◆ WHAT YOU WILL DO ◆
Word for word, retype every record in the listing.

◆ DATASET EXTRACT ◆
*-*-*
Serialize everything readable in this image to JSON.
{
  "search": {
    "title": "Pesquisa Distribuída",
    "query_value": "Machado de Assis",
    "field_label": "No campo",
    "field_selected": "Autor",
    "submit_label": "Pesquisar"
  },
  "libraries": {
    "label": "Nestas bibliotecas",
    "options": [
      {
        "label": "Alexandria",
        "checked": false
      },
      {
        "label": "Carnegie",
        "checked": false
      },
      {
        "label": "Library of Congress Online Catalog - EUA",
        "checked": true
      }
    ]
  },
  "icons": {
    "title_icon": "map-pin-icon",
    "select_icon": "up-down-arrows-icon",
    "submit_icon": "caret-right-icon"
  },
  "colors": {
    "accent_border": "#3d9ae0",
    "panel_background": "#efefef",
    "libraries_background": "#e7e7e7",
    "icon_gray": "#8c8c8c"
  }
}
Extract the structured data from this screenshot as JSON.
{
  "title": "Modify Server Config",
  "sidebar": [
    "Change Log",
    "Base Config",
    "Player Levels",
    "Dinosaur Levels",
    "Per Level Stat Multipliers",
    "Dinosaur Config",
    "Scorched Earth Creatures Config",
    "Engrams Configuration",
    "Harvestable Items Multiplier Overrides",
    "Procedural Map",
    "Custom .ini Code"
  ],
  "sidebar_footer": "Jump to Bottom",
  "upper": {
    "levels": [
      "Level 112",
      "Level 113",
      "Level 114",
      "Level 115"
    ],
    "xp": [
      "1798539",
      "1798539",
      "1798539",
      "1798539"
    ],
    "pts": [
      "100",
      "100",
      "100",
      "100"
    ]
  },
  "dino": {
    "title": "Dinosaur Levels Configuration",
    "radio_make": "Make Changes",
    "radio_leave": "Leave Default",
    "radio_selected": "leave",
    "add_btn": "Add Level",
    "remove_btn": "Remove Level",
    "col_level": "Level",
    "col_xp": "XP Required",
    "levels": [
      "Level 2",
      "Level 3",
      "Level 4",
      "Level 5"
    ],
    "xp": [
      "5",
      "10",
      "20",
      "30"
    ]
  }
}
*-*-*
◆ ANSWER SPACE ◆
Serialize everything readable in this image to JSON.
{
  "search": {
    "title": "Pesquisa Distribuída",
    "query_value": "Machado de Assis",
    "field_label": "No campo",
    "field_selected": "Autor",
    "submit_label": "Pesquisar"
  },
  "libraries": {
    "label": "Nestas bibliotecas",
    "options": [
      {
        "label": "Alexandria",
        "checked": false
      },
      {
        "label": "Carnegie",
        "checked": false
      },
      {
        "label": "Library of Congress Online Catalog - EUA",
        "checked": true
      }
    ]
  },
  "icons": {
    "title_icon": "map-pin-icon",
    "select_icon": "up-down-arrows-icon",
    "submit_icon": "caret-right-icon"
  },
  "colors": {
    "accent_border": "#3d9ae0",
    "panel_background": "#efefef",
    "libraries_background": "#e7e7e7",
    "icon_gray": "#8c8c8c"
  }
}
Extract the structured data from this screenshot as JSON.
{
  "title": "Modify Server Config",
  "sidebar": [
    "Change Log",
    "Base Config",
    "Player Levels",
    "Dinosaur Levels",
    "Per Level Stat Multipliers",
    "Dinosaur Config",
    "Scorched Earth Creatures Config",
    "Engrams Configuration",
    "Harvestable Items Multiplier Overrides",
    "Procedural Map",
    "Custom .ini Code"
  ],
  "sidebar_footer": "Jump to Bottom",
  "upper": {
    "levels": [
      "Level 112",
      "Level 113",
      "Level 114",
      "Level 115"
    ],
    "xp": [
      "1798539",
      "1798539",
      "1798539",
      "1798539"
    ],
    "pts": [
      "100",
      "100",
      "100",
      "100"
    ]
  },
  "dino": {
    "title": "Dinosaur Levels Configuration",
    "radio_make": "Make Changes",
    "radio_leave": "Leave Default",
    "radio_selected": "leave",
    "add_btn": "Add Level",
    "remove_btn": "Remove Level",
    "col_level": "Level",
    "col_xp": "XP Required",
    "levels": [
      "Level 2",
      "Level 3",
      "Level 4",
      "Level 5"
    ],
    "xp": [
      "5",
      "10",
      "20",
      "30"
    ]
  }
}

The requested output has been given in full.